Task details: Send back the listing, word for word.

· · ·

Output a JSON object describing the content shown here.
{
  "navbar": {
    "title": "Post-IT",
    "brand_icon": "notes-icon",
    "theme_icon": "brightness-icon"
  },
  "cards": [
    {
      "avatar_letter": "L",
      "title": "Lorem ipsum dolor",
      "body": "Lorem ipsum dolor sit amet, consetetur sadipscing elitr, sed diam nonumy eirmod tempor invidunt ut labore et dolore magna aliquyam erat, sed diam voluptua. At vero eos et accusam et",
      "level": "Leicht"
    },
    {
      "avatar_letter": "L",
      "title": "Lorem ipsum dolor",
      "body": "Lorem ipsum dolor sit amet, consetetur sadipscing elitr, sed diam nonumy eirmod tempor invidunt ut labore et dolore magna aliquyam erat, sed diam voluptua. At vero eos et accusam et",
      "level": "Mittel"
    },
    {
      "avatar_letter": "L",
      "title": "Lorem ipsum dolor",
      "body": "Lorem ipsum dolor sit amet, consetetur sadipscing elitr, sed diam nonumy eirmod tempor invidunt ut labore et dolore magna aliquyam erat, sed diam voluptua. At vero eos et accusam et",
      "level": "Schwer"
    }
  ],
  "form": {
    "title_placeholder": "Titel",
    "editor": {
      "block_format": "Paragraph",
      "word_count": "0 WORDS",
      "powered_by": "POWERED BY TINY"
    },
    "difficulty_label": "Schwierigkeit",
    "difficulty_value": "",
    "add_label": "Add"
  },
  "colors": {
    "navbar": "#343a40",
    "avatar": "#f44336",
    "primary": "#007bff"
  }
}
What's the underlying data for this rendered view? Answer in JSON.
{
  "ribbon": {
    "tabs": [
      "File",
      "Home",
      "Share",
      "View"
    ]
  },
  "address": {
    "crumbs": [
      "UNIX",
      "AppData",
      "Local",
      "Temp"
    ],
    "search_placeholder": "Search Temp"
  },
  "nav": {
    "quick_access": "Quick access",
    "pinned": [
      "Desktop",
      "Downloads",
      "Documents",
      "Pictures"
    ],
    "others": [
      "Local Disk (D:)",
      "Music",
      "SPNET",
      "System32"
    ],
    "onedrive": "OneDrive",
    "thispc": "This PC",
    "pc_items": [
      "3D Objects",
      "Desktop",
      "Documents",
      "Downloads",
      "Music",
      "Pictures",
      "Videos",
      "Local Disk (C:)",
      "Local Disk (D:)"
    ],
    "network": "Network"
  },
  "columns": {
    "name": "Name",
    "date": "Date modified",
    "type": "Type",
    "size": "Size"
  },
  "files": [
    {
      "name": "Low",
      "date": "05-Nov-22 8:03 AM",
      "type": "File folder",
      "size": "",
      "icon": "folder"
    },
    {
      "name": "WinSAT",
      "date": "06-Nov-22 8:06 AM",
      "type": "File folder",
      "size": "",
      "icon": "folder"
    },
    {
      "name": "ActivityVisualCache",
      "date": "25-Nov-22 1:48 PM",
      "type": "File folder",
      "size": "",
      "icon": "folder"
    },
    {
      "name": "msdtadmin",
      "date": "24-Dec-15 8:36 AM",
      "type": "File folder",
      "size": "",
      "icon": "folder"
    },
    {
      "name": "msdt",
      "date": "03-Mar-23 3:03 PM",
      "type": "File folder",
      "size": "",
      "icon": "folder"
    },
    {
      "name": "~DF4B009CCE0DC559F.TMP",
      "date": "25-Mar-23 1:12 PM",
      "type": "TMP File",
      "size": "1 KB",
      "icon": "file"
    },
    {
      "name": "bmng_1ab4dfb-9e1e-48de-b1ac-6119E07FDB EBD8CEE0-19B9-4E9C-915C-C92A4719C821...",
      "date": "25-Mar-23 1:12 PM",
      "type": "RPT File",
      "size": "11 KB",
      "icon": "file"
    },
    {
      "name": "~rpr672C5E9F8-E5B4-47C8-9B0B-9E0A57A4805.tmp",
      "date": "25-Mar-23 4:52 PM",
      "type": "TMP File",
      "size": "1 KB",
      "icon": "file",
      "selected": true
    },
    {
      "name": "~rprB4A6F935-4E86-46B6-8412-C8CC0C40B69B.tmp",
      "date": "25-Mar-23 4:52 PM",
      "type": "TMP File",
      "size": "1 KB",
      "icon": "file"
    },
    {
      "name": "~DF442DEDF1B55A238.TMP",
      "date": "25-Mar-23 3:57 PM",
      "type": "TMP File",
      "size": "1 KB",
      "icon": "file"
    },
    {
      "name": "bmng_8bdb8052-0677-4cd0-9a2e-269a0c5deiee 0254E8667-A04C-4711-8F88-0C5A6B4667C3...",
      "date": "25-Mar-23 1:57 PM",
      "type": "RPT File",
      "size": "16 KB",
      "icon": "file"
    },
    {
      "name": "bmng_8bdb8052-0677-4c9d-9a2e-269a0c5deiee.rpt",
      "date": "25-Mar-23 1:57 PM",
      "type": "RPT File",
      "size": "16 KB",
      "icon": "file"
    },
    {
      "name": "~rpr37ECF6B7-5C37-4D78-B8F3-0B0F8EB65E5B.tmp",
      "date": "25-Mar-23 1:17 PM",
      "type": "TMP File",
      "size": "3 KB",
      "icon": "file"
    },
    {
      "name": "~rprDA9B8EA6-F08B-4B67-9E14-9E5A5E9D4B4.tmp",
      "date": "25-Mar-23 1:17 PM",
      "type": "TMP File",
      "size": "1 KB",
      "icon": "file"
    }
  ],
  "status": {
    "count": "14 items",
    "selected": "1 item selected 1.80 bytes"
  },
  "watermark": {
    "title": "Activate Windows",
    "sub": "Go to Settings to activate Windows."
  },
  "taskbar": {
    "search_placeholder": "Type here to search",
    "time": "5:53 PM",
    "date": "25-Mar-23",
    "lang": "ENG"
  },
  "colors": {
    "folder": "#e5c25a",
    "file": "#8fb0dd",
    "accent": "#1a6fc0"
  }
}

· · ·

Solved problem:
Output a JSON object describing the content shown here.
{
  "navbar": {
    "title": "Post-IT",
    "brand_icon": "notes-icon",
    "theme_icon": "brightness-icon"
  },
  "cards": [
    {
      "avatar_letter": "L",
      "title": "Lorem ipsum dolor",
      "body": "Lorem ipsum dolor sit amet, consetetur sadipscing elitr, sed diam nonumy eirmod tempor invidunt ut labore et dolore magna aliquyam erat, sed diam voluptua. At vero eos et accusam et",
      "level": "Leicht"
    },
    {
      "avatar_letter": "L",
      "title": "Lorem ipsum dolor",
      "body": "Lorem ipsum dolor sit amet, consetetur sadipscing elitr, sed diam nonumy eirmod tempor invidunt ut labore et dolore magna aliquyam erat, sed diam voluptua. At vero eos et accusam et",
      "level": "Mittel"
    },
    {
      "avatar_letter": "L",
      "title": "Lorem ipsum dolor",
      "body": "Lorem ipsum dolor sit amet, consetetur sadipscing elitr, sed diam nonumy eirmod tempor invidunt ut labore et dolore magna aliquyam erat, sed diam voluptua. At vero eos et accusam et",
      "level": "Schwer"
    }
  ],
  "form": {
    "title_placeholder": "Titel",
    "editor": {
      "block_format": "Paragraph",
      "word_count": "0 WORDS",
      "powered_by": "POWERED BY TINY"
    },
    "difficulty_label": "Schwierigkeit",
    "difficulty_value": "",
    "add_label": "Add"
  },
  "colors": {
    "navbar": "#343a40",
    "avatar": "#f44336",
    "primary": "#007bff"
  }
}
What's the underlying data for this rendered view? Answer in JSON.
{
  "ribbon": {
    "tabs": [
      "File",
      "Home",
      "Share",
      "View"
    ]
  },
  "address": {
    "crumbs": [
      "UNIX",
      "AppData",
      "Local",
      "Temp"
    ],
    "search_placeholder": "Search Temp"
  },
  "nav": {
    "quick_access": "Quick access",
    "pinned": [
      "Desktop",
      "Downloads",
      "Documents",
      "Pictures"
    ],
    "others": [
      "Local Disk (D:)",
      "Music",
      "SPNET",
      "System32"
    ],
    "onedrive": "OneDrive",
    "thispc": "This PC",
    "pc_items": [
      "3D Objects",
      "Desktop",
      "Documents",
      "Downloads",
      "Music",
      "Pictures",
      "Videos",
      "Local Disk (C:)",
      "Local Disk (D:)"
    ],
    "network": "Network"
  },
  "columns": {
    "name": "Name",
    "date": "Date modified",
    "type": "Type",
    "size": "Size"
  },
  "files": [
    {
      "name": "Low",
      "date": "05-Nov-22 8:03 AM",
      "type": "File folder",
      "size": "",
      "icon": "folder"
    },
    {
      "name": "WinSAT",
      "date": "06-Nov-22 8:06 AM",
      "type": "File folder",
      "size": "",
      "icon": "folder"
    },
    {
      "name": "ActivityVisualCache",
      "date": "25-Nov-22 1:48 PM",
      "type": "File folder",
      "size": "",
      "icon": "folder"
    },
    {
      "name": "msdtadmin",
      "date": "24-Dec-15 8:36 AM",
      "type": "File folder",
      "size": "",
      "icon": "folder"
    },
    {
      "name": "msdt",
      "date": "03-Mar-23 3:03 PM",
      "type": "File folder",
      "size": "",
      "icon": "folder"
    },
    {
      "name": "~DF4B009CCE0DC559F.TMP",
      "date": "25-Mar-23 1:12 PM",
      "type": "TMP File",
      "size": "1 KB",
      "icon": "file"
    },
    {
      "name": "bmng_1ab4dfb-9e1e-48de-b1ac-6119E07FDB EBD8CEE0-19B9-4E9C-915C-C92A4719C821...",
      "date": "25-Mar-23 1:12 PM",
      "type": "RPT File",
      "size": "11 KB",
      "icon": "file"
    },
    {
      "name": "~rpr672C5E9F8-E5B4-47C8-9B0B-9E0A57A4805.tmp",
      "date": "25-Mar-23 4:52 PM",
      "type": "TMP File",
      "size": "1 KB",
      "icon": "file",
      "selected": true
    },
    {
      "name": "~rprB4A6F935-4E86-46B6-8412-C8CC0C40B69B.tmp",
      "date": "25-Mar-23 4:52 PM",
      "type": "TMP File",
      "size": "1 KB",
      "icon": "file"
    },
    {
      "name": "~DF442DEDF1B55A238.TMP",
      "date": "25-Mar-23 3:57 PM",
      "type": "TMP File",
      "size": "1 KB",
      "icon": "file"
    },
    {
      "name": "bmng_8bdb8052-0677-4cd0-9a2e-269a0c5deiee 0254E8667-A04C-4711-8F88-0C5A6B4667C3...",
      "date": "25-Mar-23 1:57 PM",
      "type": "RPT File",
      "size": "16 KB",
      "icon": "file"
    },
    {
      "name": "bmng_8bdb8052-0677-4c9d-9a2e-269a0c5deiee.rpt",
      "date": "25-Mar-23 1:57 PM",
      "type": "RPT File",
      "size": "16 KB",
      "icon": "file"
    },
    {
      "name": "~rpr37ECF6B7-5C37-4D78-B8F3-0B0F8EB65E5B.tmp",
      "date": "25-Mar-23 1:17 PM",
      "type": "TMP File",
      "size": "3 KB",
      "icon": "file"
    },
    {
      "name": "~rprDA9B8EA6-F08B-4B67-9E14-9E5A5E9D4B4.tmp",
      "date": "25-Mar-23 1:17 PM",
      "type": "TMP File",
      "size": "1 KB",
      "icon": "file"
    }
  ],
  "status": {
    "count": "14 items",
    "selected": "1 item selected 1.80 bytes"
  },
  "watermark": {
    "title": "Activate Windows",
    "sub": "Go to Settings to activate Windows."
  },
  "taskbar": {
    "search_placeholder": "Type here to search",
    "time": "5:53 PM",
    "date": "25-Mar-23",
    "lang": "ENG"
  },
  "colors": {
    "folder": "#e5c25a",
    "file": "#8fb0dd",
    "accent": "#1a6fc0"
  }
}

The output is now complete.